Firms which guarantee neither work nor pay should not benefit from lucrative public sector contracts, the Unite union has said in a letter to Scottish Finance Secretary John Swinney.
Last month, Scottish ministers suggested that they could ban companies which use the controversial terms from the tendering process.
The move followed reports that there are one million zero-hours jobs in the UK.
Councils, universities and high street chains across Scotland have all admitted using the contracts.
Unite pointed to recent revelations that zero-hour contracts are being used by sub-contractors on the £300 publicly-funded Borders Rail Link.
The Herald also revealed that the Church of Scotland's social care arm, Crossreach, is employing hundreds of staff on the terms.
Unite Scottish Secretary Pat Rafferty said: "Zero-hours contracts are a disgraceful employment practice that leaves workers in limbo - people don't know if they have a job or income from one day to the next.

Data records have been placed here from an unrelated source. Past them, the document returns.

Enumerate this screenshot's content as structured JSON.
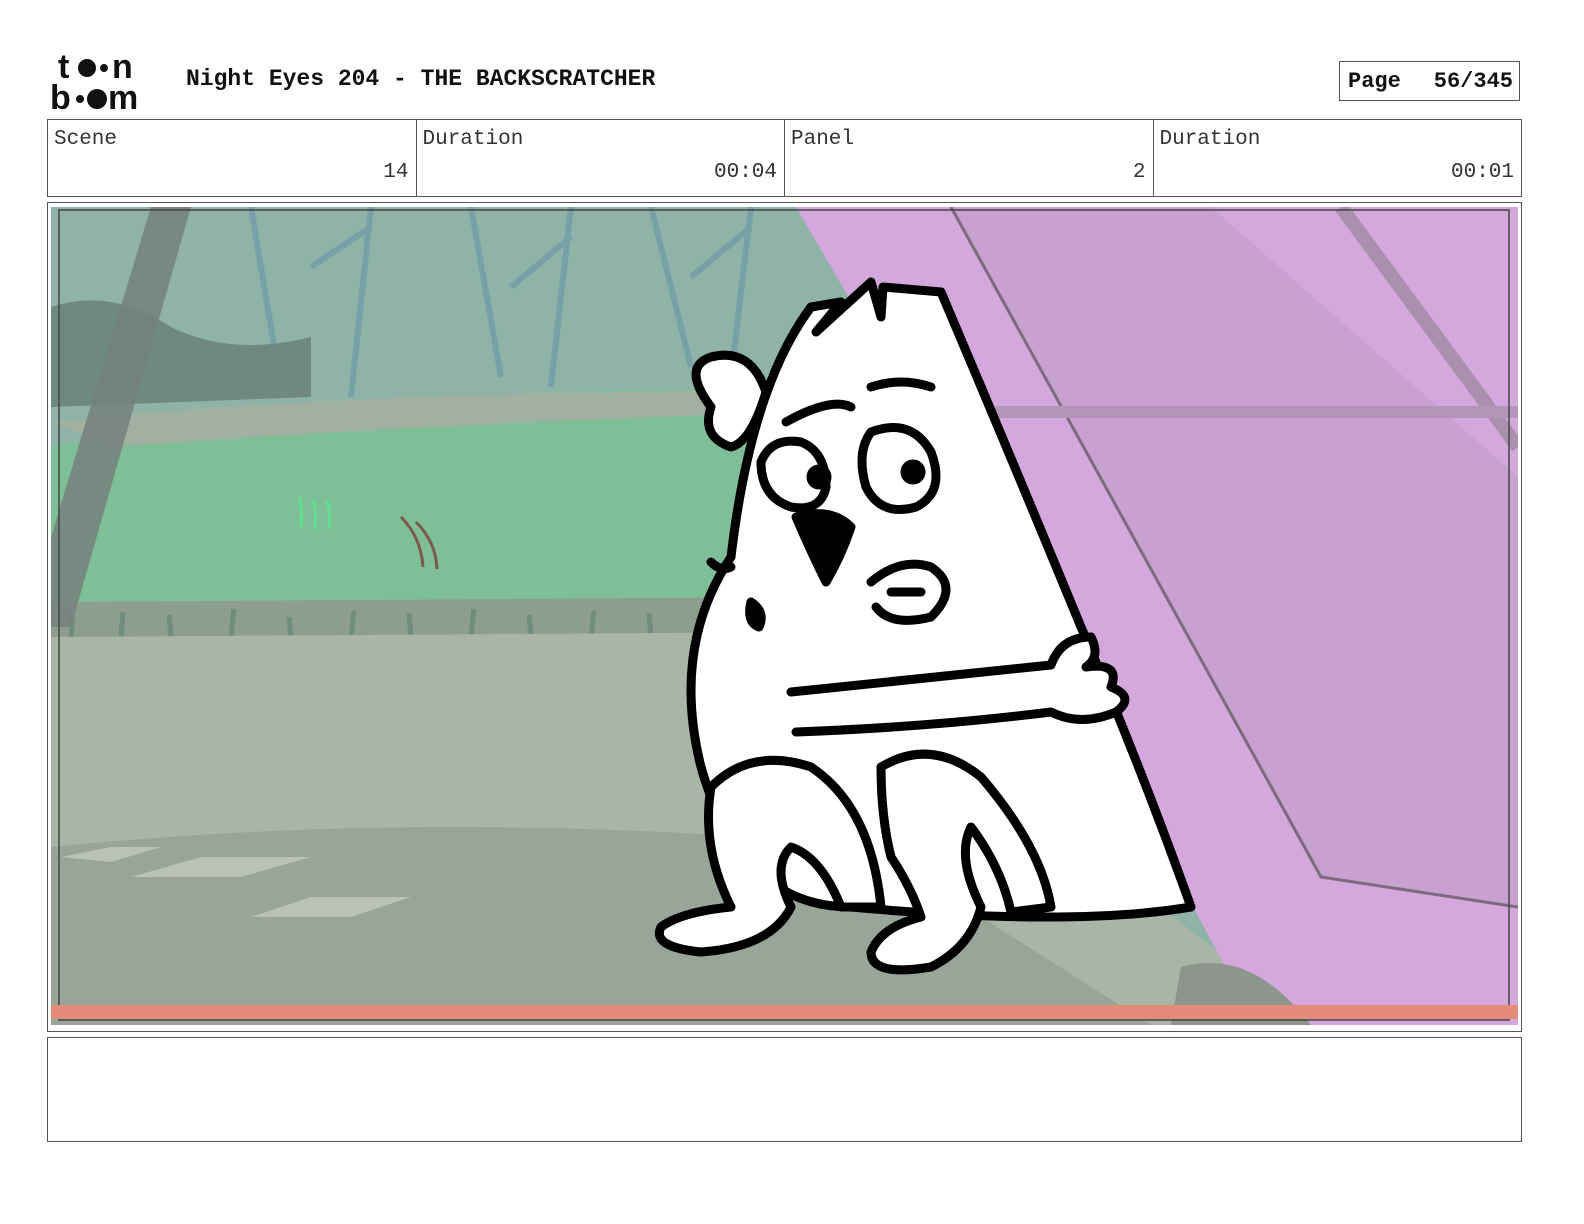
{
  "header": {
    "logo_text": "toonboom",
    "title": "Night Eyes 204 - THE BACKSCRATCHER",
    "page_label": "Page",
    "page_value": "56/345"
  },
  "info": {
    "scene_label": "Scene",
    "scene_value": "14",
    "scene_duration_label": "Duration",
    "scene_duration_value": "00:04",
    "panel_label": "Panel",
    "panel_value": "2",
    "panel_duration_label": "Duration",
    "panel_duration_value": "00:01"
  },
  "notes": {
    "text": ""
  },
  "colors": {
    "sky": "#8fb3a7",
    "grass": "#7fbf98",
    "floor": "#a9b5a6",
    "wall": "#d4a8dc",
    "safe_line": "#e48b7a",
    "ink": "#000000"
  }
}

"The Scottish Government condemns employment rights abuses like zero-hours contracts but also says it's for the UK Government to sort out. While it's true they can't end these practices, they do have the power to create minimum standards that all companies must adhere to when tendering for public contracts."
A Scottish Government spokesman said: "Employment policy is currently reserved to Westminster. However, we are actively considering whether issues around the use of zero-hour contracts can form a legitimate consideration for a public body as part of the public procurement process."